### DATASET RECORDS:
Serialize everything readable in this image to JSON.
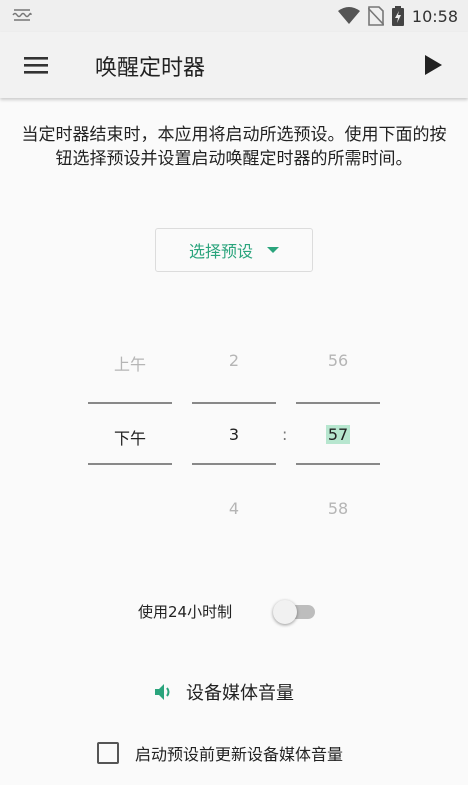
{
  "status_bar": {
    "time": "10:58",
    "icons": [
      "signal-wave-icon",
      "wifi-icon",
      "no-sim-icon",
      "battery-charging-icon"
    ]
  },
  "app_bar": {
    "menu_icon": "hamburger-menu-icon",
    "title": "唤醒定时器",
    "action_icon": "play-icon"
  },
  "description": "当定时器结束时，本应用将启动所选预设。使用下面的按钮选择预设并设置启动唤醒定时器的所需时间。",
  "preset_button": {
    "label": "选择预设"
  },
  "time_picker": {
    "ampm": {
      "prev": "上午",
      "current": "下午"
    },
    "hour": {
      "prev": "2",
      "current": "3",
      "next": "4"
    },
    "separator": ":",
    "minute": {
      "prev": "56",
      "current": "57",
      "next": "58"
    }
  },
  "use_24h": {
    "label": "使用24小时制",
    "enabled": false
  },
  "volume_button": {
    "label": "设备媒体音量",
    "icon": "speaker-volume-icon"
  },
  "update_volume_checkbox": {
    "label": "启动预设前更新设备媒体音量",
    "checked": false
  },
  "colors": {
    "accent": "#2aa47c",
    "highlight": "#b7e6cf"
  }
}
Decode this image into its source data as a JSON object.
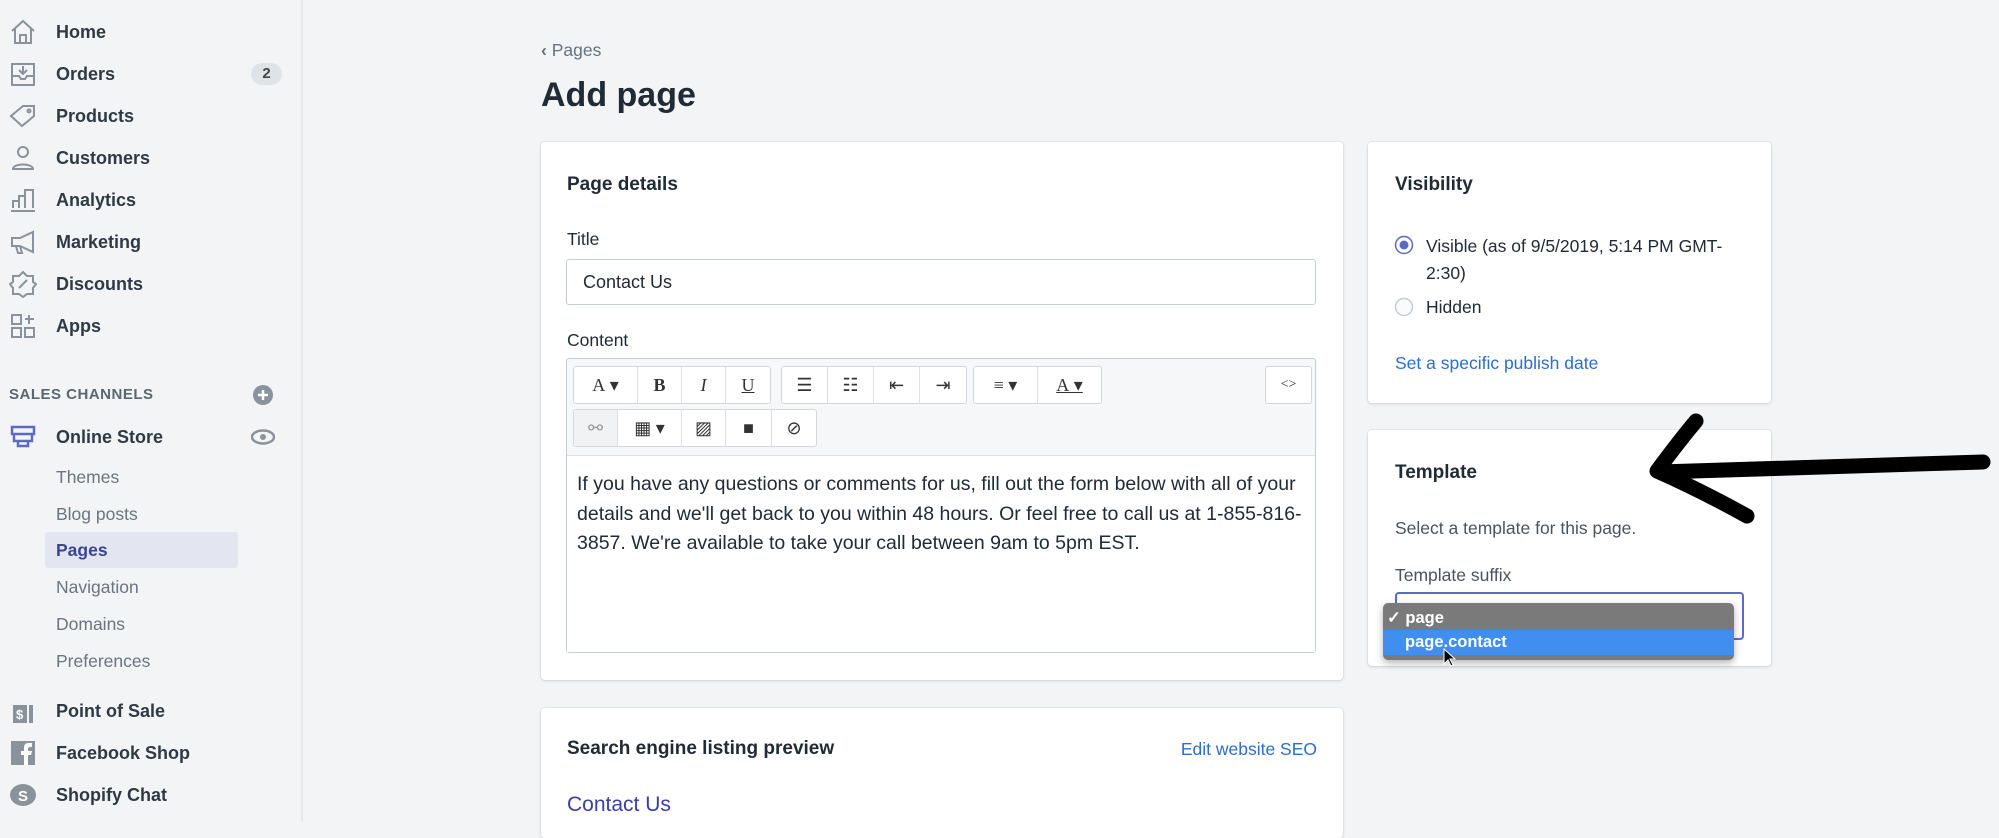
{
  "sidebar": {
    "items": [
      {
        "label": "Home",
        "icon": "home-icon"
      },
      {
        "label": "Orders",
        "icon": "orders-icon",
        "badge": "2"
      },
      {
        "label": "Products",
        "icon": "tag-icon"
      },
      {
        "label": "Customers",
        "icon": "person-icon"
      },
      {
        "label": "Analytics",
        "icon": "bar-chart-icon"
      },
      {
        "label": "Marketing",
        "icon": "megaphone-icon"
      },
      {
        "label": "Discounts",
        "icon": "discount-icon"
      },
      {
        "label": "Apps",
        "icon": "apps-icon"
      }
    ],
    "sales_channels": "SALES CHANNELS",
    "online_store": "Online Store",
    "sub": [
      "Themes",
      "Blog posts",
      "Pages",
      "Navigation",
      "Domains",
      "Preferences"
    ],
    "channels": [
      "Point of Sale",
      "Facebook Shop",
      "Shopify Chat"
    ]
  },
  "breadcrumb": "Pages",
  "title": "Add page",
  "details": {
    "heading": "Page details",
    "title_label": "Title",
    "title_value": "Contact Us",
    "content_label": "Content",
    "body": "If you have any questions or comments for us, fill out the form below with all of your details and we'll get back to you within 48 hours. Or feel free to call us at 1-855-816-3857. We're available to take your call between 9am to 5pm EST."
  },
  "seo": {
    "heading": "Search engine listing preview",
    "edit": "Edit website SEO",
    "preview_title": "Contact Us"
  },
  "visibility": {
    "heading": "Visibility",
    "visible": "Visible (as of 9/5/2019, 5:14 PM GMT-2:30)",
    "hidden": "Hidden",
    "publish_link": "Set a specific publish date"
  },
  "template": {
    "heading": "Template",
    "desc": "Select a template for this page.",
    "suffix_label": "Template suffix",
    "options": [
      "page",
      "page.contact"
    ],
    "selected": "page",
    "highlighted": "page.contact",
    "check": "✓"
  },
  "colors": {
    "accent": "#5c6ac4",
    "link": "#2c6ecb",
    "highlight": "#3f8ef0"
  }
}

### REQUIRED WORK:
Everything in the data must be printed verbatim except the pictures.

### SOLUTION:
Serialize everything readable in this image to JSON.
{
  "status_bar": {
    "time": "10:58",
    "icons": [
      "signal-wave-icon",
      "wifi-icon",
      "no-sim-icon",
      "battery-charging-icon"
    ]
  },
  "app_bar": {
    "menu_icon": "hamburger-menu-icon",
    "title": "唤醒定时器",
    "action_icon": "play-icon"
  },
  "description": "当定时器结束时，本应用将启动所选预设。使用下面的按钮选择预设并设置启动唤醒定时器的所需时间。",
  "preset_button": {
    "label": "选择预设"
  },
  "time_picker": {
    "ampm": {
      "prev": "上午",
      "current": "下午"
    },
    "hour": {
      "prev": "2",
      "current": "3",
      "next": "4"
    },
    "separator": ":",
    "minute": {
      "prev": "56",
      "current": "57",
      "next": "58"
    }
  },
  "use_24h": {
    "label": "使用24小时制",
    "enabled": false
  },
  "volume_button": {
    "label": "设备媒体音量",
    "icon": "speaker-volume-icon"
  },
  "update_volume_checkbox": {
    "label": "启动预设前更新设备媒体音量",
    "checked": false
  },
  "colors": {
    "accent": "#2aa47c",
    "highlight": "#b7e6cf"
  }
}
Decode this image into its source data as a JSON object.
{
  "sidebar": {
    "items": [
      {
        "label": "Home",
        "icon": "home-icon"
      },
      {
        "label": "Orders",
        "icon": "orders-icon",
        "badge": "2"
      },
      {
        "label": "Products",
        "icon": "tag-icon"
      },
      {
        "label": "Customers",
        "icon": "person-icon"
      },
      {
        "label": "Analytics",
        "icon": "bar-chart-icon"
      },
      {
        "label": "Marketing",
        "icon": "megaphone-icon"
      },
      {
        "label": "Discounts",
        "icon": "discount-icon"
      },
      {
        "label": "Apps",
        "icon": "apps-icon"
      }
    ],
    "sales_channels": "SALES CHANNELS",
    "online_store": "Online Store",
    "sub": [
      "Themes",
      "Blog posts",
      "Pages",
      "Navigation",
      "Domains",
      "Preferences"
    ],
    "channels": [
      "Point of Sale",
      "Facebook Shop",
      "Shopify Chat"
    ]
  },
  "breadcrumb": "Pages",
  "title": "Add page",
  "details": {
    "heading": "Page details",
    "title_label": "Title",
    "title_value": "Contact Us",
    "content_label": "Content",
    "body": "If you have any questions or comments for us, fill out the form below with all of your details and we'll get back to you within 48 hours. Or feel free to call us at 1-855-816-3857. We're available to take your call between 9am to 5pm EST."
  },
  "seo": {
    "heading": "Search engine listing preview",
    "edit": "Edit website SEO",
    "preview_title": "Contact Us"
  },
  "visibility": {
    "heading": "Visibility",
    "visible": "Visible (as of 9/5/2019, 5:14 PM GMT-2:30)",
    "hidden": "Hidden",
    "publish_link": "Set a specific publish date"
  },
  "template": {
    "heading": "Template",
    "desc": "Select a template for this page.",
    "suffix_label": "Template suffix",
    "options": [
      "page",
      "page.contact"
    ],
    "selected": "page",
    "highlighted": "page.contact",
    "check": "✓"
  },
  "colors": {
    "accent": "#5c6ac4",
    "link": "#2c6ecb",
    "highlight": "#3f8ef0"
  }
}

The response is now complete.